A blue crayon mistakenly labeled as "red" suffers an identity crisis in this picture book by the New York Times -bestselling creator of My Heart Is Like a Zoo and It's an Orange Aardvark Funny, insightful, and colorful, Red: A Crayon's Story , by Michael Hall, is about being true to your inner self and following your own path despite obstacles that may come your way.Read more...
A blue crayon mistakenly labeled as "red" suffers an identity crisis in this picture book by the New York Times-bestselling creator of My Heart Is Like a Zoo and It's an Orange Aardvark Funny, insightful, and colorful, Red: A Crayon's Story, by Michael Hall, is about being true to your inner self and following your own path despite obstacles that may come your way. Red will appeal to fans of Lois Ehlert, Eric Carle, and The Day the Crayons Quit, and makes a great gift for readers of any age
Red has a bright red label, but he is, in fact, blue. His teacher tries to help him be red (let's draw strawberries ), his mother tries to help him be red by sending him out on a playdate with a yellow classmate (go draw a nice orange ), and the scissors try to help him be red by snipping his label so that he has room to breathe. But Red is miserable. He just can't be red, no matter how hard he tries Finally, a brand-new friend offers a brand-new perspective, and Red discovers what readers have known all along. He's blue This funny, heartwarming, colorful picture book about finding the courage to be true to your inner self can be read on multiple levels, and it offers something for everyone.
- ISBN-13: 9780062252074
- ISBN-10: 0062252070
- Publisher: Greenwillow Books
- Publish Date: February 2015
- Page Count: 40
- Reading Level: Ages 4-7
- Dimensions: 11.8 x 8.7 x 0.3 inches
- Shipping Weight: 0.9 pounds
Publishers Weekly® Reviews
- Reviewed in: Publishers Weekly, page .
- Review Date: 2014-12-15
- Reviewer: Staff
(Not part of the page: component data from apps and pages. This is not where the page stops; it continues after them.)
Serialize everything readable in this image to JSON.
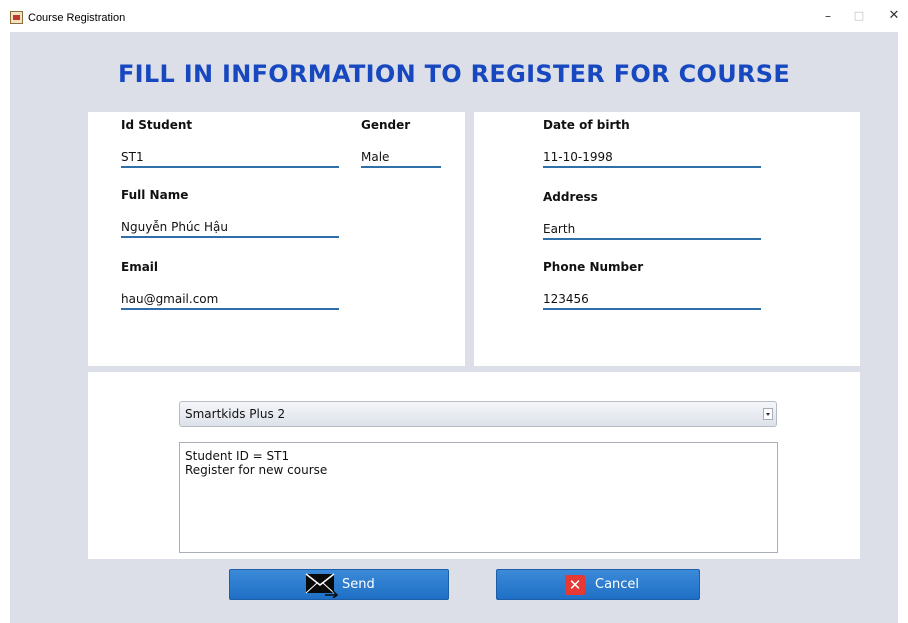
{
  "window": {
    "title": "Course Registration",
    "minimize": "–",
    "maximize": "□",
    "close": "✕"
  },
  "form": {
    "heading": "FILL IN INFORMATION TO REGISTER FOR COURSE",
    "id_student": {
      "label": "Id Student",
      "value": "ST1"
    },
    "gender": {
      "label": "Gender",
      "value": "Male"
    },
    "full_name": {
      "label": "Full Name",
      "value": "Nguyễn Phúc Hậu"
    },
    "email": {
      "label": "Email",
      "value": "hau@gmail.com"
    },
    "date_of_birth": {
      "label": "Date of birth",
      "value": "11-10-1998"
    },
    "address": {
      "label": "Address",
      "value": "Earth"
    },
    "phone_number": {
      "label": "Phone Number",
      "value": "123456"
    }
  },
  "course": {
    "selected": "Smartkids Plus 2"
  },
  "message": {
    "lines": [
      "Student ID = ST1",
      "Register for new course"
    ]
  },
  "buttons": {
    "send_label": "Send",
    "cancel_label": "Cancel",
    "cancel_icon_glyph": "✕"
  },
  "icons": {
    "send": "envelope-icon",
    "cancel": "x-icon"
  },
  "colors": {
    "heading": "#1848c0",
    "field_underline": "#2f6fa8",
    "button": "#2a7bd0",
    "cancel_icon": "#e53935",
    "background": "#dcdfe7"
  }
}
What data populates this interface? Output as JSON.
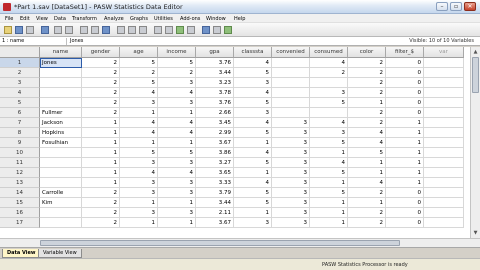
{
  "window": {
    "title": "*Part 1.sav [DataSet1] - PASW Statistics Data Editor",
    "minimize": "–",
    "maximize": "▫",
    "close": "✕"
  },
  "menu": [
    "File",
    "Edit",
    "View",
    "Data",
    "Transform",
    "Analyze",
    "Graphs",
    "Utilities",
    "Add-ons",
    "Window",
    "Help"
  ],
  "databar": {
    "cell_ref": "1 : name",
    "cell_value": "Jones",
    "visible_vars": "Visible: 10 of 10 Variables"
  },
  "columns": [
    "name",
    "gender",
    "age",
    "income",
    "gpa",
    "classsta",
    "convenied",
    "consumed",
    "color",
    "filter_$",
    "var"
  ],
  "rows": [
    {
      "n": "1",
      "cells": [
        "Jones",
        "2",
        "5",
        "5",
        "3.76",
        "4",
        "",
        "4",
        "2",
        "0"
      ]
    },
    {
      "n": "2",
      "cells": [
        "",
        "2",
        "2",
        "2",
        "3.44",
        "5",
        "",
        "2",
        "2",
        "0"
      ]
    },
    {
      "n": "3",
      "cells": [
        "",
        "2",
        "5",
        "3",
        "3.23",
        "3",
        "",
        "",
        "2",
        "0"
      ]
    },
    {
      "n": "4",
      "cells": [
        "",
        "2",
        "4",
        "4",
        "3.78",
        "4",
        "",
        "3",
        "2",
        "0"
      ]
    },
    {
      "n": "5",
      "cells": [
        "",
        "2",
        "3",
        "3",
        "3.76",
        "5",
        "",
        "5",
        "1",
        "0"
      ]
    },
    {
      "n": "6",
      "cells": [
        "Fullmer",
        "2",
        "1",
        "1",
        "2.66",
        "3",
        "",
        "",
        "2",
        "0"
      ]
    },
    {
      "n": "7",
      "cells": [
        "Jackson",
        "1",
        "4",
        "4",
        "3.45",
        "4",
        "3",
        "4",
        "2",
        "1"
      ]
    },
    {
      "n": "8",
      "cells": [
        "Hopkins",
        "1",
        "4",
        "4",
        "2.99",
        "5",
        "3",
        "3",
        "4",
        "1"
      ]
    },
    {
      "n": "9",
      "cells": [
        "Fosulhian",
        "1",
        "1",
        "1",
        "3.67",
        "1",
        "3",
        "5",
        "4",
        "1"
      ]
    },
    {
      "n": "10",
      "cells": [
        "",
        "1",
        "5",
        "5",
        "3.86",
        "4",
        "3",
        "1",
        "5",
        "1"
      ]
    },
    {
      "n": "11",
      "cells": [
        "",
        "1",
        "3",
        "3",
        "3.27",
        "5",
        "3",
        "4",
        "1",
        "1"
      ]
    },
    {
      "n": "12",
      "cells": [
        "",
        "1",
        "4",
        "4",
        "3.65",
        "1",
        "3",
        "5",
        "1",
        "1"
      ]
    },
    {
      "n": "13",
      "cells": [
        "",
        "1",
        "3",
        "3",
        "3.33",
        "4",
        "3",
        "1",
        "4",
        "1"
      ]
    },
    {
      "n": "14",
      "cells": [
        "Carrolle",
        "2",
        "3",
        "3",
        "3.79",
        "5",
        "3",
        "5",
        "2",
        "0"
      ]
    },
    {
      "n": "15",
      "cells": [
        "Kim",
        "2",
        "1",
        "1",
        "3.44",
        "5",
        "3",
        "1",
        "1",
        "0"
      ]
    },
    {
      "n": "16",
      "cells": [
        "",
        "2",
        "3",
        "3",
        "2.11",
        "1",
        "3",
        "1",
        "2",
        "0"
      ]
    },
    {
      "n": "17",
      "cells": [
        "",
        "2",
        "1",
        "1",
        "3.67",
        "3",
        "3",
        "1",
        "2",
        "0"
      ]
    }
  ],
  "tabs": [
    "Data View",
    "Variable View"
  ],
  "status": "PASW Statistics  Processor is ready",
  "colors": {
    "accent": "#2d5ba8",
    "active_tab": "#fff6c8"
  }
}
Red is a crayon, and children will see his problem right away: his label reads “red,” but he’s blue. Perhaps unsurprisingly, he’s a poor performer in school, where his drawings are expected to be red. Hall (It’s an Orange Aardvark!) has a fine ear for dialogue, and the overly cheerful encouragement Red endures will sound familiar to any child who’s struggled to perform: “I’ll draw a red strawberry, then you draw a red strawberry,” coaches the scarlet crayon. “You can do this. Really!” But a page turn reveals two rows of strawberries, one scarlet and the other... blue. A Greek chorus of grown-up crayons lined up across a black spread makes patronizing comments: “He’s got to press harder.” “Really apply himself!” Only when Red is at his wit’s end does he meet Berry, a crayon who actually sees him. “Will you make a blue ocean for my boat?” Berry asks quietly, and that’s all it takes to change Red’s life. Stories about accepting differences abound, but this one delivers its message in an unexpectedly affecting way. Ages 4–8. Agent: Anna Olswanger, Olswanger Literary. (Feb.)